So who should buy the Olympus OMD EM1 III? Landscape photographers who want a lighter rig should totally do so. Travel photographers who want unique image quality also qualify. Wildlife photographers that need durability and are holding out for some new firmware updates will love the Olympus OMD EM1 III. Nightscape photographers who don’t want to use Photoshop will love the Live Composite feature that’s been around for years. But otherwise, it’s a pretty slim crowd. Olympus could change things up by just embracing the format more so for what it is. With a small sensor, they can use AI and computational photography to really survive. They have short, fast lenses. In fact, I’d even argue that they need faster lenses like f2 or f1.8 zoom lenses (Four Thirds had that.) I’d be okay with a bigger lens if I just had the quality. And the quality should be coming from a more unique sensor. Olympus is never going to win the high ISO battle. To that end, they can switch to a CCD sensor and get even more unique results.

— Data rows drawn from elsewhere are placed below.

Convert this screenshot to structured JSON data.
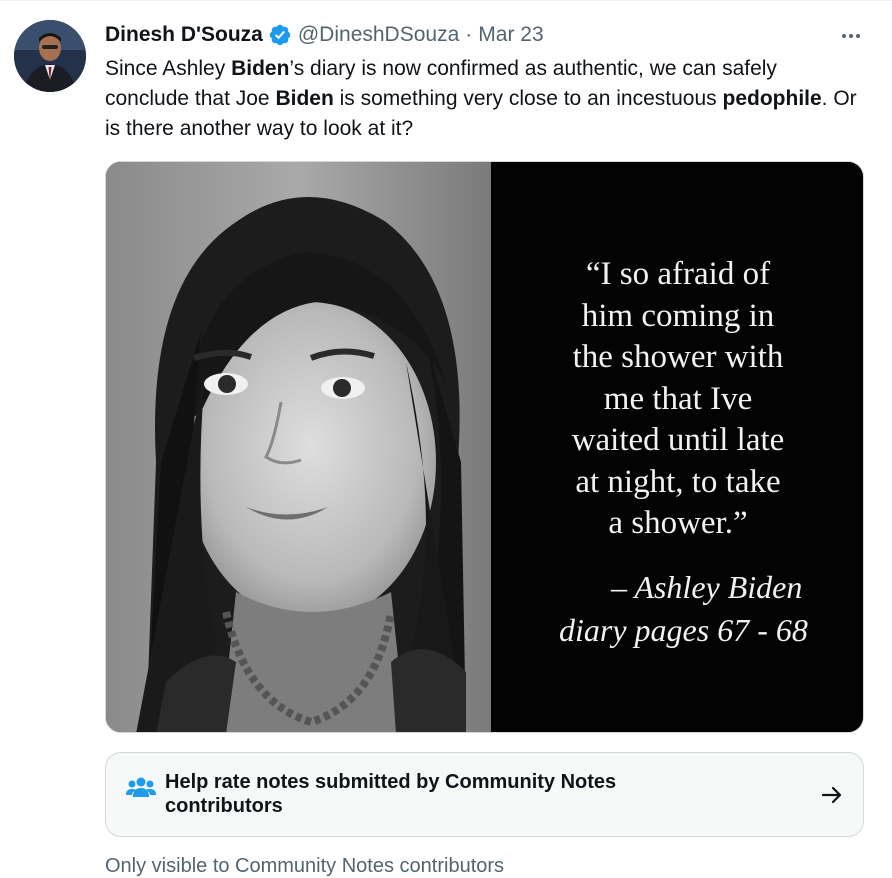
{
  "tweet": {
    "author_name": "Dinesh D'Souza",
    "author_handle": "@DineshDSouza",
    "separator": "·",
    "date": "Mar 23",
    "text_parts": [
      "Since Ashley ",
      "Biden",
      "’s diary is now confirmed as authentic, we can safely conclude that Joe ",
      "Biden",
      " is something very close to an incestuous ",
      "pedophile",
      ". Or is there another way to look at it?"
    ]
  },
  "media": {
    "quote_lines": [
      "“I so afraid of",
      "him coming in",
      "the shower with",
      "me that Ive",
      "waited until late",
      "at night, to take",
      "a shower.”"
    ],
    "attribution_line1": "– Ashley Biden",
    "attribution_line2": "diary pages 67 - 68"
  },
  "community_notes": {
    "prompt": "Help rate notes submitted by Community Notes contributors",
    "visibility": "Only visible to Community Notes contributors"
  },
  "colors": {
    "verified": "#1d9bf0",
    "notes_icon": "#1d9bf0",
    "muted_text": "#536471"
  },
  "icons": {
    "verified": "verified-badge-icon",
    "more": "more-options-icon",
    "notes": "community-notes-people-icon",
    "arrow": "arrow-right-icon"
  }
}
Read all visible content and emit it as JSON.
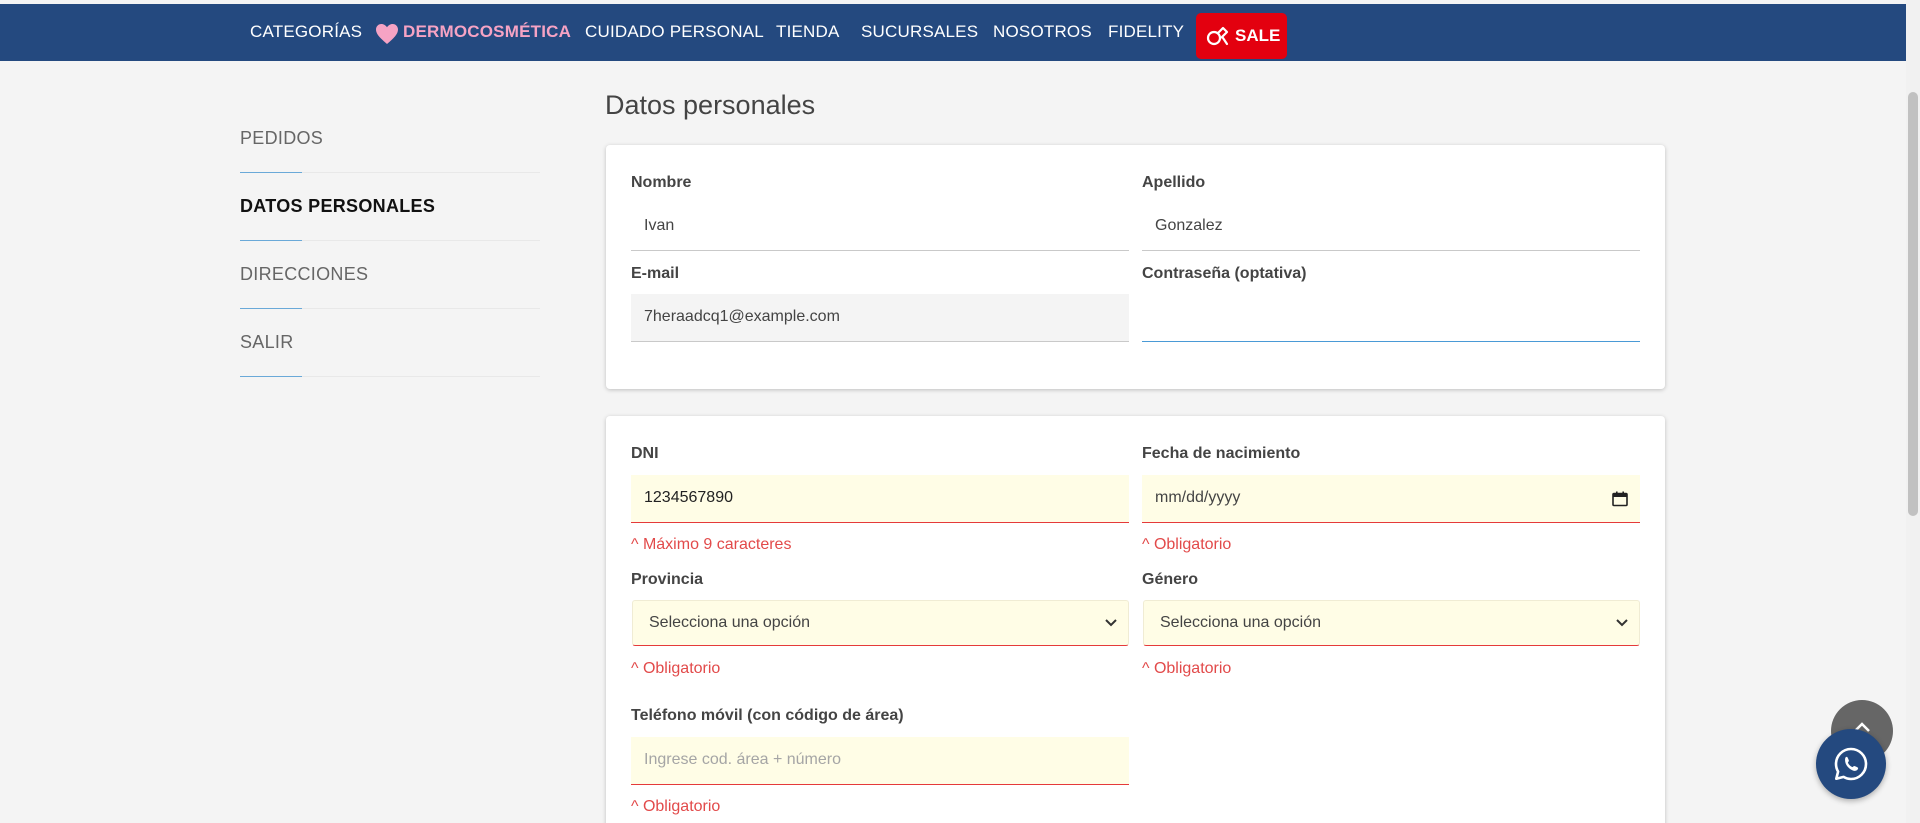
{
  "nav": {
    "items": [
      {
        "label": "CATEGORÍAS"
      },
      {
        "label": "DERMOCOSMÉTICA"
      },
      {
        "label": "CUIDADO PERSONAL"
      },
      {
        "label": "TIENDA"
      },
      {
        "label": "SUCURSALES"
      },
      {
        "label": "NOSOTROS"
      },
      {
        "label": "FIDELITY"
      }
    ],
    "sale_label": "SALE",
    "heart_icon": "heart-icon",
    "sale_icon": "sale-tag-icon"
  },
  "sidebar": {
    "items": [
      {
        "label": "PEDIDOS",
        "active": false
      },
      {
        "label": "DATOS PERSONALES",
        "active": true
      },
      {
        "label": "DIRECCIONES",
        "active": false
      },
      {
        "label": "SALIR",
        "active": false
      }
    ]
  },
  "page": {
    "title": "Datos personales"
  },
  "account": {
    "nombre_label": "Nombre",
    "nombre_value": "Ivan",
    "apellido_label": "Apellido",
    "apellido_value": "Gonzalez",
    "email_label": "E-mail",
    "email_value": "7heraadcq1@example.com",
    "password_label": "Contraseña (optativa)",
    "password_value": ""
  },
  "personal": {
    "dni_label": "DNI",
    "dni_value": "1234567890",
    "dni_error": "^ Máximo 9 caracteres",
    "fecha_label": "Fecha de nacimiento",
    "fecha_placeholder": "mm/dd/yyyy",
    "fecha_error": "^ Obligatorio",
    "provincia_label": "Provincia",
    "provincia_value": "Selecciona una opción",
    "provincia_error": "^ Obligatorio",
    "genero_label": "Género",
    "genero_value": "Selecciona una opción",
    "genero_error": "^ Obligatorio",
    "telefono_label": "Teléfono móvil (con código de área)",
    "telefono_placeholder": "Ingrese cod. área + número",
    "telefono_error": "^ Obligatorio"
  },
  "colors": {
    "nav_bg": "#24497f",
    "sale_bg": "#e3000f",
    "accent_pink": "#f6a3c4",
    "error": "#e24a4a",
    "error_field_bg": "#fffde6"
  },
  "floating": {
    "scroll_top_icon": "arrow-up-icon",
    "whatsapp_icon": "whatsapp-icon"
  }
}
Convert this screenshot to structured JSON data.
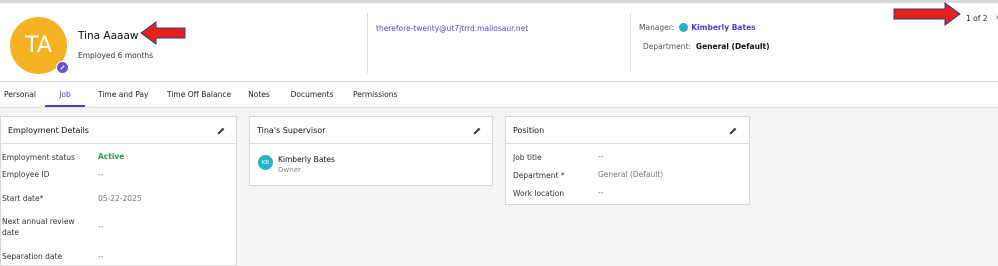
{
  "profile": {
    "initials": "TA",
    "name": "Tina Aaaaw",
    "tenure": "Employed 6 months",
    "email": "therefore-twenty@ut7jtrrd.mailosaur.net",
    "manager_label": "Manager:",
    "manager_name": "Kimberly Bates",
    "department_label": "Department:",
    "department_value": "General (Default)"
  },
  "pager": {
    "text": "1 of 2",
    "next_glyph": "›"
  },
  "tabs": [
    {
      "label": "Personal"
    },
    {
      "label": "Job",
      "active": true
    },
    {
      "label": "Time and Pay"
    },
    {
      "label": "Time Off Balance"
    },
    {
      "label": "Notes"
    },
    {
      "label": "Documents"
    },
    {
      "label": "Permissions"
    }
  ],
  "employment": {
    "title": "Employment Details",
    "rows": [
      {
        "label": "Employment status",
        "value": "Active"
      },
      {
        "label": "Employee ID",
        "value": "--"
      },
      {
        "label": "Start date*",
        "value": "05-22-2025"
      },
      {
        "label": "Next annual review date",
        "value": "--"
      },
      {
        "label": "Separation date",
        "value": "--"
      }
    ]
  },
  "supervisor": {
    "title": "Tina's Supervisor",
    "initials": "KB",
    "name": "Kimberly Bates",
    "role": "Owner"
  },
  "position": {
    "title": "Position",
    "rows": [
      {
        "label": "Job title",
        "value": "--"
      },
      {
        "label": "Department *",
        "value": "General (Default)"
      },
      {
        "label": "Work location",
        "value": "--"
      }
    ]
  },
  "colors": {
    "accent": "#4a3fc7",
    "avatar_bg": "#f5b324",
    "active_status": "#2e9e3a",
    "annotation_red": "#e8201a"
  }
}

Additionally, the price point is almost in line with APS-C sensor cameras. I’m not totally sure why, as it’s not entirely justified. Would I buy an Olympus OMD EM1 III? If I had the funds to do so. But it doesn’t make sense for the way I shoot. The Olympus OMD EM1 III isn’t at all a bad camera, but instead, I’m a bit disappointed that they’re not updating with the rest of the industry or finding more ways to stand out. What the camera does, it does fantastically well. When the camera fails, it has ways to stand on its own two feet with crutches. While I think that Olympus has a lot to it that makes them unique, there isn’t enough that’s unique about it to make me want to pull the trigger. Further, I’ve always been a rangefinder-style camera guy. The day that the Olympus OMD EM1 III becomes available in Pen F format and they include a few other things to make it unique like a CCD sensor and higher-grade electronics, I’ll be sold.
The Olympus OMD EM1 III receives four out of five stars. Check Amazon for the latest pricing.